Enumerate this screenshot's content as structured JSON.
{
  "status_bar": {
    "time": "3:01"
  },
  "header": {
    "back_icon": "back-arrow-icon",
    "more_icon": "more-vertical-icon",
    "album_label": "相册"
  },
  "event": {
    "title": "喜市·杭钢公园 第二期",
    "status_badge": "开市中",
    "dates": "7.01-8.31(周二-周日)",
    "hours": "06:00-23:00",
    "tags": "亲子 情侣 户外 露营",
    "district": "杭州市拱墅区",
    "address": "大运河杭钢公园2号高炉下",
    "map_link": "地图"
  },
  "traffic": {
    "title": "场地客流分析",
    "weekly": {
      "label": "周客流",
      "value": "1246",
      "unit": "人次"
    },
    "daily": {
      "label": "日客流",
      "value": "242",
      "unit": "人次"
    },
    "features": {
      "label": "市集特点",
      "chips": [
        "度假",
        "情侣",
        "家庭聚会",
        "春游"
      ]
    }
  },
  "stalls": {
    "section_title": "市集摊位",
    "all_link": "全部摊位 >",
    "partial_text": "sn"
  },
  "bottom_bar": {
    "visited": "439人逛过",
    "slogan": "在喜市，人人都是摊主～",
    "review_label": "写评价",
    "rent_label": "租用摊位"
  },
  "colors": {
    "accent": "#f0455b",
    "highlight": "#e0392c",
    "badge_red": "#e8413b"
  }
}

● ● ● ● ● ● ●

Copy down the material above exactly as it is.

Enumerate this screenshot's content as structured JSON.
{
  "status_bar": {
    "time": "3:01"
  },
  "header": {
    "back_icon": "back-arrow-icon",
    "more_icon": "more-vertical-icon",
    "album_label": "相册"
  },
  "event": {
    "title": "喜市·杭钢公园 第二期",
    "status_badge": "开市中",
    "dates": "7.01-8.31(周二-周日)",
    "hours": "06:00-23:00",
    "tags": "亲子 情侣 户外 露营",
    "district": "杭州市拱墅区",
    "address": "大运河杭钢公园2号高炉下",
    "map_link": "地图"
  },
  "traffic": {
    "title": "场地客流分析",
    "weekly": {
      "label": "周客流",
      "value": "1246",
      "unit": "人次"
    },
    "daily": {
      "label": "日客流",
      "value": "242",
      "unit": "人次"
    },
    "features": {
      "label": "市集特点",
      "chips": [
        "度假",
        "情侣",
        "家庭聚会",
        "春游"
      ]
    }
  },
  "stalls": {
    "section_title": "市集摊位",
    "all_link": "全部摊位 >",
    "partial_text": "sn"
  },
  "bottom_bar": {
    "visited": "439人逛过",
    "slogan": "在喜市，人人都是摊主～",
    "review_label": "写评价",
    "rent_label": "租用摊位"
  },
  "colors": {
    "accent": "#f0455b",
    "highlight": "#e0392c",
    "badge_red": "#e8413b"
  }
}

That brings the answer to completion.